[In the interests of balance, it should be said that there ARE some people in chiropractic who would like to make it evidence-based, and who campaign for chiropractic to remove the quasi-religious overtones, fact-free 19th century hocus-pocus, anti-vaccine propaganda, and general nuttiness. However, if recent surveys of what practising UK chiropractors actually believe are to be trusted, these reformers are going to have their work cut out. Needless to say, their ideas have not really caught on in the chiropractic community]

No logic please – we’re intuitively crazy

Last of all, and by far the best from a surrealist point of view, here is an example of Alt.Reality that provokes laughter and “you couldn’t make it up” in equal measure. Andrew Taylor of the “Apathy Sketchpad” blog tells us that he has been banned from the earnestly reality-free Homeopathy4Health blog.

The reason? He has been guilty of dangerous use of logic. Apparently logic is frowned upon when discussing homeopathy. Though I suppose one shouldn’t be surprised.

The blog owner, the homeopath who goes by “Homeopathy for health”, starts it off.  Another old friend of ours then chips in:


Andrew’s comments are no longer allowed on this blog. This is because he has a tendency to write opinions based on logic and not from experience or facts. He is a programmer by profession.

Comment by homeopathy4health — 7 March 2009 @ 10:45 am


h4h, that’s the funniest thing you’ve ever written. Am I to assume that only illogical arguments based on experience and facts are allowed?

I had a bad egg this morning, therefore it rained.

Comment by gimpy — 7 March 2009 @ 1:55 pm


You can’t present opinion on logic alone.

Comment by homeopathy4health — 7 March 2009 @ 2:31 pm


To which there is really no answer, apart from rolling on the floor helpless with despairing laughter.

Or – as they say – “You couldn’t make it up”

Which is, of course, where we came in.

Goodnight.
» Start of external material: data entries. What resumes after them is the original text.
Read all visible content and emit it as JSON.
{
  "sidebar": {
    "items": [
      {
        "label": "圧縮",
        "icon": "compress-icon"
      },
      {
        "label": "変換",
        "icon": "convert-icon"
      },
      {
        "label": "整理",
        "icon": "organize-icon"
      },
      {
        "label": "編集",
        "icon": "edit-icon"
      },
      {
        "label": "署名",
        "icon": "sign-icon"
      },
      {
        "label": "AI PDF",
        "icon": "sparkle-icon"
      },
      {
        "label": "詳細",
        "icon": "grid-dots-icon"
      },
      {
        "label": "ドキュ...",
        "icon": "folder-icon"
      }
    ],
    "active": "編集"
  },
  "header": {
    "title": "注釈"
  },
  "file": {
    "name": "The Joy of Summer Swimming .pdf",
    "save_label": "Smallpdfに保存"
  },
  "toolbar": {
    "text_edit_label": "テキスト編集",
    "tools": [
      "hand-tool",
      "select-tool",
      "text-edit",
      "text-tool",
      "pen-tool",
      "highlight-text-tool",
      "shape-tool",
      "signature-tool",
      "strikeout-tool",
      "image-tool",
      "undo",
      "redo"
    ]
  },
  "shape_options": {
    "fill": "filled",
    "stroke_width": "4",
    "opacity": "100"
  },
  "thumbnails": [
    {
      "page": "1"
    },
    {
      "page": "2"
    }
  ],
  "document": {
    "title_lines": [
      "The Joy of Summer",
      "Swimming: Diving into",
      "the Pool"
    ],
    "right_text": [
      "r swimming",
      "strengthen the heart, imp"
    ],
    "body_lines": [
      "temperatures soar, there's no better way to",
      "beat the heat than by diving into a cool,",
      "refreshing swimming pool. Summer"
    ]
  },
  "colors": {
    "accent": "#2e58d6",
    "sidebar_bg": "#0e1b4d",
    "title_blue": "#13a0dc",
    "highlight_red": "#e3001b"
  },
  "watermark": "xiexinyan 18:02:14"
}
And – as the late, great, Dave Allen might have put it –

“May your Personal Alternate Reality go with you.”